§ **Try it**: Within the records that follow, find every line containing the string "JSON". Copy those lines.
──────── Provided data
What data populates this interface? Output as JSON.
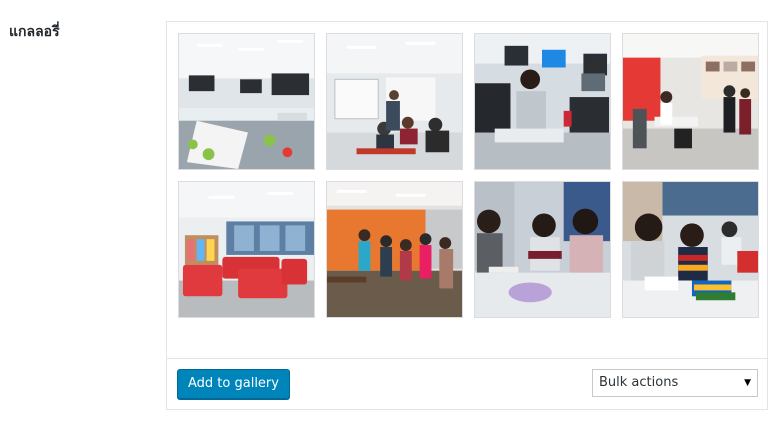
{
  "field": {
    "label": "แกลลอรี่"
  },
  "gallery": {
    "images": [
      {
        "name": "gallery-thumb-empty-classroom"
      },
      {
        "name": "gallery-thumb-lecture-room"
      },
      {
        "name": "gallery-thumb-computer-lab"
      },
      {
        "name": "gallery-thumb-student-lounge-kitchen"
      },
      {
        "name": "gallery-thumb-red-sofa-lounge"
      },
      {
        "name": "gallery-thumb-orange-wall-group"
      },
      {
        "name": "gallery-thumb-students-clapping"
      },
      {
        "name": "gallery-thumb-students-studying"
      }
    ]
  },
  "footer": {
    "add_button_label": "Add to gallery",
    "bulk_actions": {
      "selected": "Bulk actions",
      "arrow_icon": "triangle-down-icon"
    }
  },
  "colors": {
    "primary": "#0085ba",
    "border": "#e2e4e7"
  }
}
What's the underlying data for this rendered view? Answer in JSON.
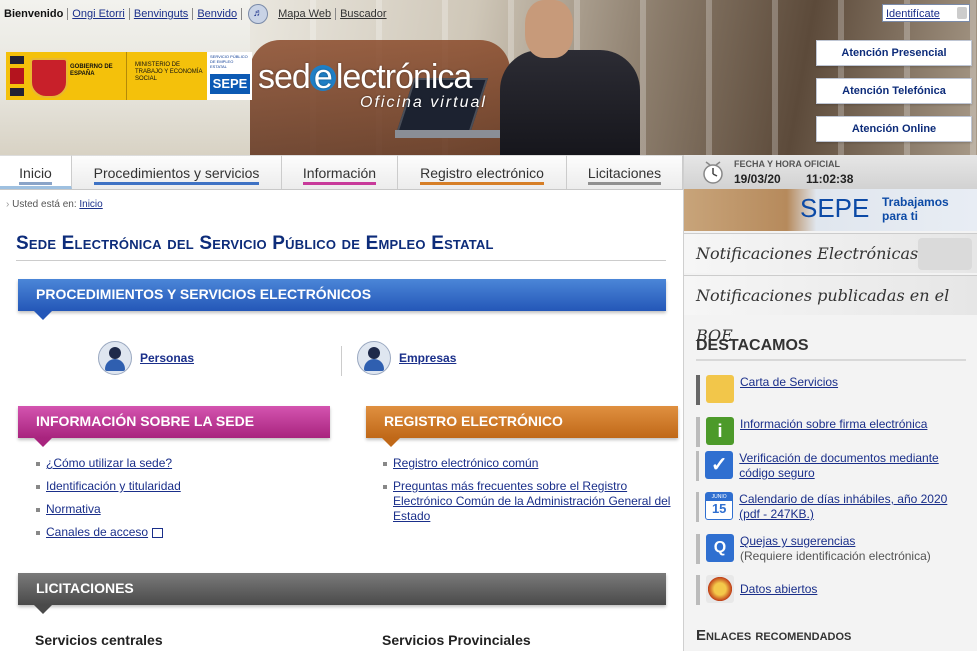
{
  "topbar": {
    "welcome": "Bienvenido",
    "languages": [
      "Ongi Etorri",
      "Benvinguts",
      "Benvido"
    ],
    "links": [
      "Mapa Web",
      "Buscador"
    ],
    "login": "Identifícate"
  },
  "header": {
    "logo_gobierno": "GOBIERNO DE ESPAÑA",
    "logo_ministerio": "MINISTERIO DE TRABAJO Y ECONOMÍA SOCIAL",
    "logo_sepe_small": "SERVICIO PÚBLICO DE EMPLEO ESTATAL",
    "logo_sepe": "SEPE",
    "site_title_pre": "sed",
    "site_title_e": "e",
    "site_title_post": "lectrónica",
    "site_subtitle": "Oficina virtual",
    "attention": [
      "Atención Presencial",
      "Atención Telefónica",
      "Atención Online"
    ]
  },
  "nav": {
    "tabs": [
      "Inicio",
      "Procedimientos y servicios",
      "Información",
      "Registro electrónico",
      "Licitaciones"
    ]
  },
  "breadcrumb": {
    "label": "Usted está en:",
    "current": "Inicio"
  },
  "main": {
    "title": "Sede Electrónica del Servicio Público de Empleo Estatal",
    "proc_section": "PROCEDIMIENTOS Y SERVICIOS ELECTRÓNICOS",
    "profiles": [
      "Personas",
      "Empresas"
    ],
    "info_section": "INFORMACIÓN SOBRE LA SEDE",
    "info_links": [
      "¿Cómo utilizar la sede?",
      "Identificación y titularidad",
      "Normativa",
      "Canales de acceso"
    ],
    "reg_section": "REGISTRO ELECTRÓNICO",
    "reg_links": [
      "Registro electrónico común",
      "Preguntas más frecuentes sobre el Registro Electrónico Común de la Administración General del Estado"
    ],
    "lic_section": "LICITACIONES",
    "lic_sub1": "Servicios centrales",
    "lic_sub2": "Servicios Provinciales"
  },
  "sidebar": {
    "clock_label": "FECHA Y HORA OFICIAL",
    "date": "19/03/20",
    "time": "11:02:38",
    "sepe_name": "SEPE",
    "sepe_slogan_1": "Trabajamos",
    "sepe_slogan_2": "para ti",
    "notif_1": "Notificaciones Electrónicas",
    "notif_2": "Notificaciones publicadas en el BOE",
    "dest_heading": "DESTACAMOS",
    "dest_items": [
      {
        "label": "Carta de Servicios",
        "note": ""
      },
      {
        "label": "Información sobre firma electrónica",
        "note": ""
      },
      {
        "label": "Verificación de documentos mediante código seguro",
        "note": ""
      },
      {
        "label": "Calendario de días inhábiles, año 2020 (pdf - 247KB.)",
        "note": ""
      },
      {
        "label": "Quejas y sugerencias",
        "note": "(Requiere identificación electrónica)"
      },
      {
        "label": "Datos abiertos",
        "note": ""
      }
    ],
    "cal_month": "JUNIO",
    "cal_day": "15",
    "enl_heading": "Enlaces recomendados"
  },
  "colors": {
    "blue_section": "#2457b8",
    "pink_section": "#a8247e",
    "orange_section": "#c06818",
    "gray_section": "#4a4a4a",
    "link": "#1a2f8a",
    "title": "#0d2c7a"
  },
  "icons": [
    "sound-icon",
    "lock-icon",
    "clock-icon",
    "person-icon",
    "company-icon",
    "external-link-icon",
    "charter-icon",
    "info-icon",
    "check-icon",
    "calendar-icon",
    "q-icon",
    "open-data-icon",
    "email-icon"
  ]
}
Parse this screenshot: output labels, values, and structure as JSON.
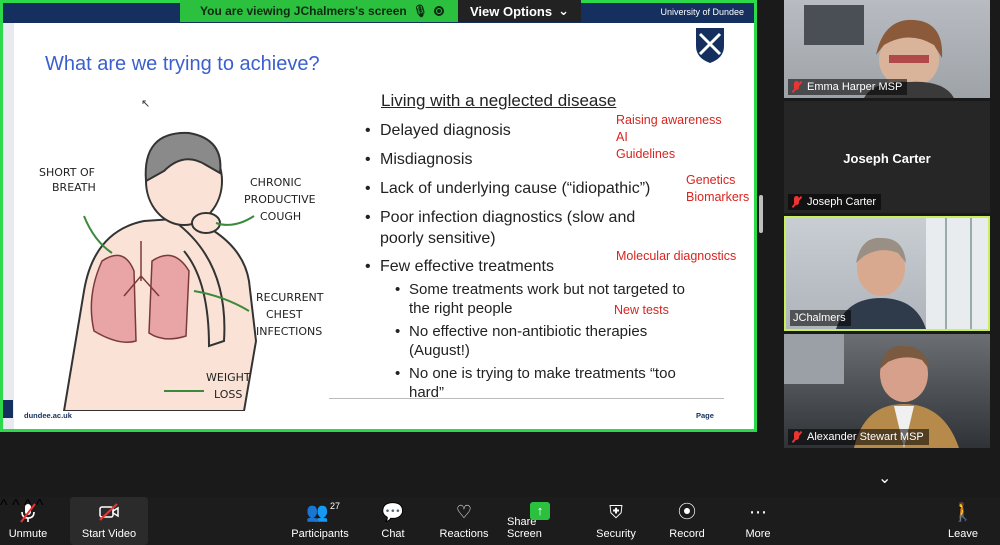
{
  "banner": {
    "viewing_text": "You are viewing  JChalmers's screen",
    "view_options": "View Options"
  },
  "slide": {
    "university": "University of Dundee",
    "title": "What are we trying to achieve?",
    "subtitle": "Living with a neglected disease",
    "bullets": [
      "Delayed diagnosis",
      "Misdiagnosis",
      "Lack of underlying cause (“idiopathic”)",
      "Poor infection diagnostics (slow and poorly sensitive)",
      "Few effective treatments"
    ],
    "sub_bullets": [
      "Some treatments work but not targeted to the right people",
      "No effective non-antibiotic therapies (August!)",
      "No one is trying to make treatments “too hard”"
    ],
    "notes": [
      "Raising awareness",
      "AI",
      "Guidelines",
      "Genetics",
      "Biomarkers",
      "Molecular diagnostics",
      "New tests"
    ],
    "illustration_labels": [
      "SHORT OF",
      "BREATH",
      "CHRONIC",
      "PRODUCTIVE",
      "COUGH",
      "RECURRENT",
      "CHEST",
      "INFECTIONS",
      "WEIGHT",
      "LOSS"
    ],
    "footer_left": "dundee.ac.uk",
    "footer_right": "Page"
  },
  "participants": [
    {
      "name": "Emma Harper MSP"
    },
    {
      "name": "Joseph Carter",
      "display": "Joseph Carter"
    },
    {
      "name": "JChalmers"
    },
    {
      "name": "Alexander Stewart MSP"
    }
  ],
  "toolbar": {
    "unmute": "Unmute",
    "start_video": "Start Video",
    "participants": "Participants",
    "participants_count": "27",
    "chat": "Chat",
    "reactions": "Reactions",
    "share_screen": "Share Screen",
    "security": "Security",
    "record": "Record",
    "more": "More",
    "leave": "Leave"
  },
  "colors": {
    "share_border": "#2bd94a",
    "accent_red": "#d9231f",
    "title_blue": "#3a5fcf",
    "active_speaker": "#c8f05a"
  }
}
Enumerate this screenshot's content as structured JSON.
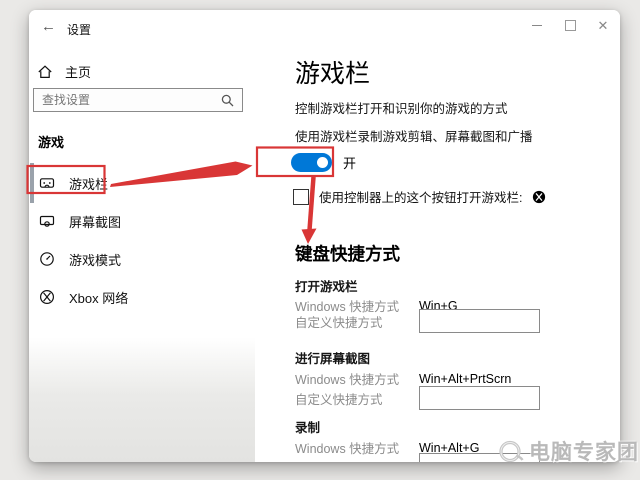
{
  "titlebar": {
    "title": "设置"
  },
  "sidebar": {
    "home_label": "主页",
    "search_placeholder": "查找设置",
    "group_header": "游戏",
    "items": [
      {
        "label": "游戏栏",
        "icon": "game-bar-icon",
        "selected": true
      },
      {
        "label": "屏幕截图",
        "icon": "captures-icon",
        "selected": false
      },
      {
        "label": "游戏模式",
        "icon": "game-mode-icon",
        "selected": false
      },
      {
        "label": "Xbox 网络",
        "icon": "xbox-icon",
        "selected": false
      }
    ]
  },
  "main": {
    "title": "游戏栏",
    "description": "控制游戏栏打开和识别你的游戏的方式",
    "toggle_label": "使用游戏栏录制游戏剪辑、屏幕截图和广播",
    "toggle_state": "开",
    "toggle_on": true,
    "checkbox_label": "使用控制器上的这个按钮打开游戏栏:",
    "checkbox_checked": false,
    "shortcuts_title": "键盘快捷方式",
    "shortcut_groups": [
      {
        "name": "打开游戏栏",
        "windows_label": "Windows 快捷方式",
        "windows_value": "Win+G",
        "custom_label": "自定义快捷方式",
        "custom_value": ""
      },
      {
        "name": "进行屏幕截图",
        "windows_label": "Windows 快捷方式",
        "windows_value": "Win+Alt+PrtScrn",
        "custom_label": "自定义快捷方式",
        "custom_value": ""
      },
      {
        "name": "录制",
        "windows_label": "Windows 快捷方式",
        "windows_value": "Win+Alt+G",
        "custom_label": "",
        "custom_value": ""
      }
    ]
  },
  "watermark": {
    "text": "电脑专家团"
  },
  "colors": {
    "accent": "#0078d7",
    "annotation_red": "#d93636",
    "window_bg": "#ffffff",
    "page_bg": "#eae9e7"
  }
}
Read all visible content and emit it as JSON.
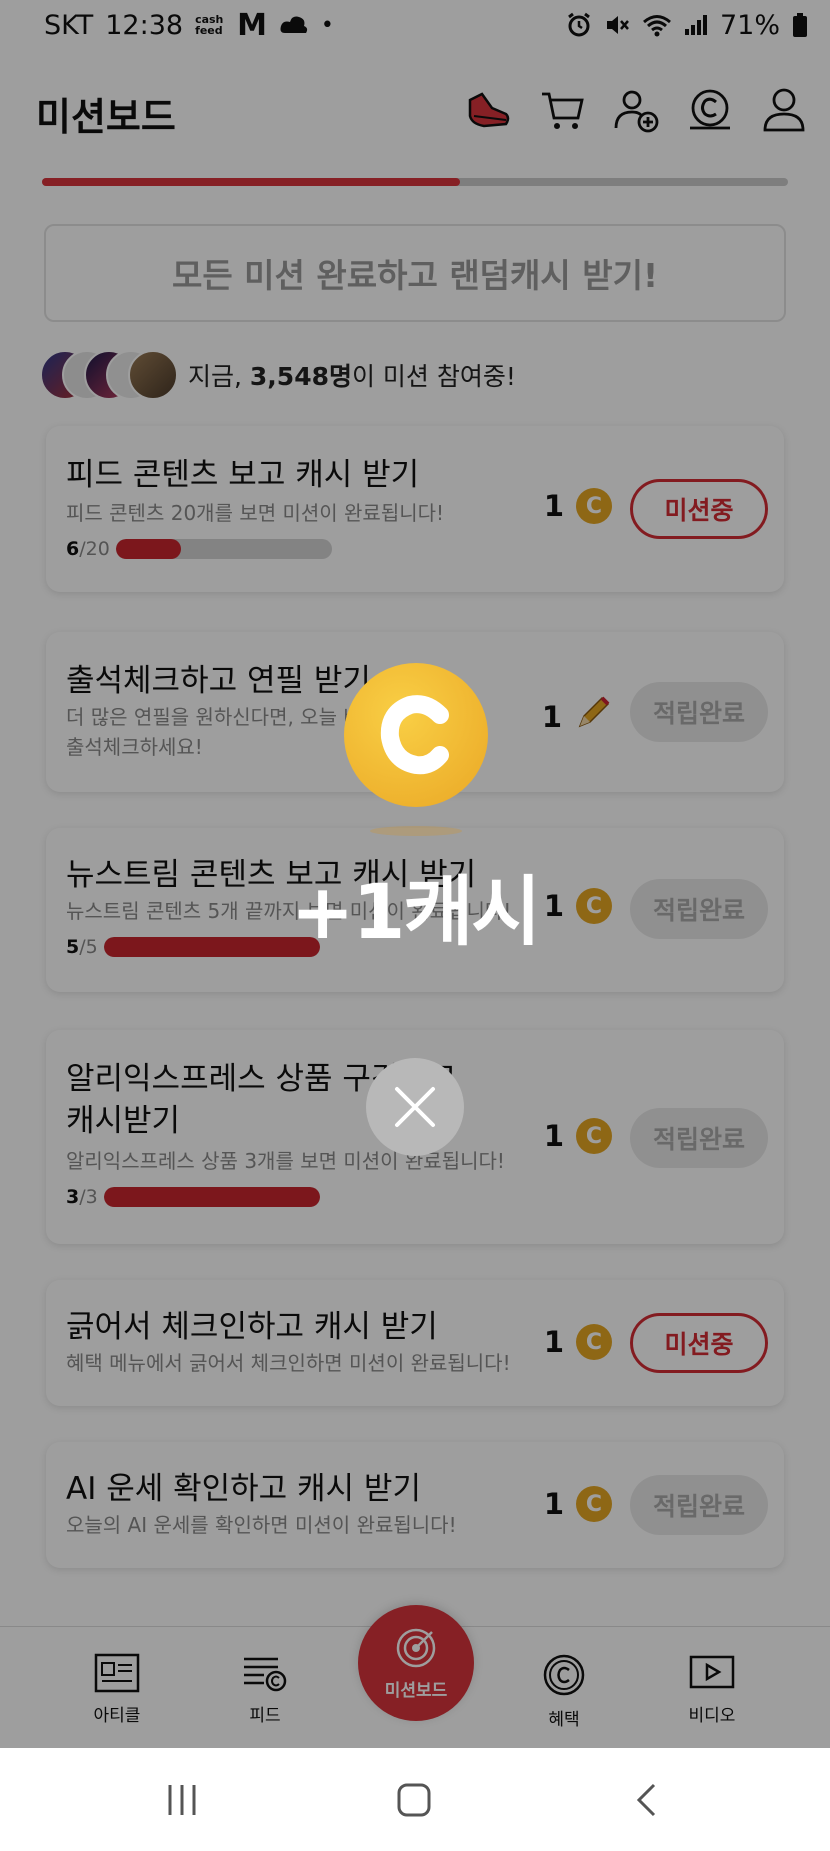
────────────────
§ **Answer space**:
What data populates this interface? Output as JSON.
What's the underlying data for this rendered view? Answer in JSON.
Parse this screenshot: output labels, values, and structure as JSON.
Enumerate this screenshot's content as structured JSON.
Read all visible content and emit it as JSON.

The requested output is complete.